Billions of pounds could be wiped off Scotland’s economy without an extension to the Brexit transition period, according to the Scottish government.
Economic modelling suggests GDP could be between £1.1bn and £1.8bn lower by 2022 (0.7% to 1.1%) without a delay.
The transition period, due to end on 31 December, can be extended by up to two years if agreed by the end of June.
The UK government has said it has no intention of doing so, and needs “flexibility” to deal with coronavirus.
While the UK left the EU on 31 January the transition period left most arrangements in place – including Britain’s membership of the customs union and single market – until the end of the year while a trade deal was negotiated.

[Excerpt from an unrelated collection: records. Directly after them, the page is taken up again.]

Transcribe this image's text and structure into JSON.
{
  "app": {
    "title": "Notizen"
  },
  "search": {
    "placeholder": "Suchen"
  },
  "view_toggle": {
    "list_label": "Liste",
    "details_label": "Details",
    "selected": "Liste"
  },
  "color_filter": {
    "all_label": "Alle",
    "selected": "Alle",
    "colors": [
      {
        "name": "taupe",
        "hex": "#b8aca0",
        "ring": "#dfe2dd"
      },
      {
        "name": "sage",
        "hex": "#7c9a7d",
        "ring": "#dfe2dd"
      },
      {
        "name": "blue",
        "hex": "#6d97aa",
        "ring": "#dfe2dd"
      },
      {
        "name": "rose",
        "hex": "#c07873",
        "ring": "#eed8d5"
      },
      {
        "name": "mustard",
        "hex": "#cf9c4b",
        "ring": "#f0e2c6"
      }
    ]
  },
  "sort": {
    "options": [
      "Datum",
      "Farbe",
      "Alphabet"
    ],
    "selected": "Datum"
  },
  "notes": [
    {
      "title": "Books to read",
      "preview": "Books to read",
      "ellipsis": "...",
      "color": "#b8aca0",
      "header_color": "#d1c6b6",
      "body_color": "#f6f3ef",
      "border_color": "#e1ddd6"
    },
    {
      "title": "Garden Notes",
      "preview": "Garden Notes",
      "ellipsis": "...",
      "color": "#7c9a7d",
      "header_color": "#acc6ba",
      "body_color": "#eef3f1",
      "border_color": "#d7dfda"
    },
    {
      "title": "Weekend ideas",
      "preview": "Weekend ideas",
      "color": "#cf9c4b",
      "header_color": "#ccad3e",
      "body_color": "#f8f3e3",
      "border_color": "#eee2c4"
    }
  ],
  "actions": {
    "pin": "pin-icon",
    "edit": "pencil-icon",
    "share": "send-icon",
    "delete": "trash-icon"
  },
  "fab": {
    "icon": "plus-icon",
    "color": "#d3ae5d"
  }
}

A fourth round of talks has begun but there is little sign of any breakthrough with both sides sticking to their positions.
The Scottish government said the coronavirus pandemic and left businesses in a fragile state, and the outbreak had affected preparations for the new trading relationship.
Its modelling suggests that a basic free trade agreement or no-deal – rather than an extension – could result in a cumulative loss of economic activity of between nearly £2bn and £3bn over the two years.
The Scottish government’s Cabinet Secretary for Constitution, Europe and External Affairs, Mike Russell, said the study showed it was “essential” to seek an extension, and not to do so would be an “act of extraordinary recklessness”.
He added: “I believe there is a growing common-sense coalition to press for an extension to avoid such a disastrous outcome and the needless damage it would do to Scottish jobs and our economy.”
On Wednesday the Northern Ireland Assembly voted in favour of extending the Brexit transition period although the vote is not binding on either the Northern Ireland executive or the UK government.
Downing Street has insisted that any delay would “prolong the delay and uncertainty” around Brexit.
In April the UK’s chief negotiator David Frost said any extension to the transition period was not in the interests of the UK.
In a tweet, he said it would “prolong negotiations, create even more uncertainty, leave us liable to pay more to the EU in future, and keep us bound by evolving EU laws at a time when we need to control our own affairs”.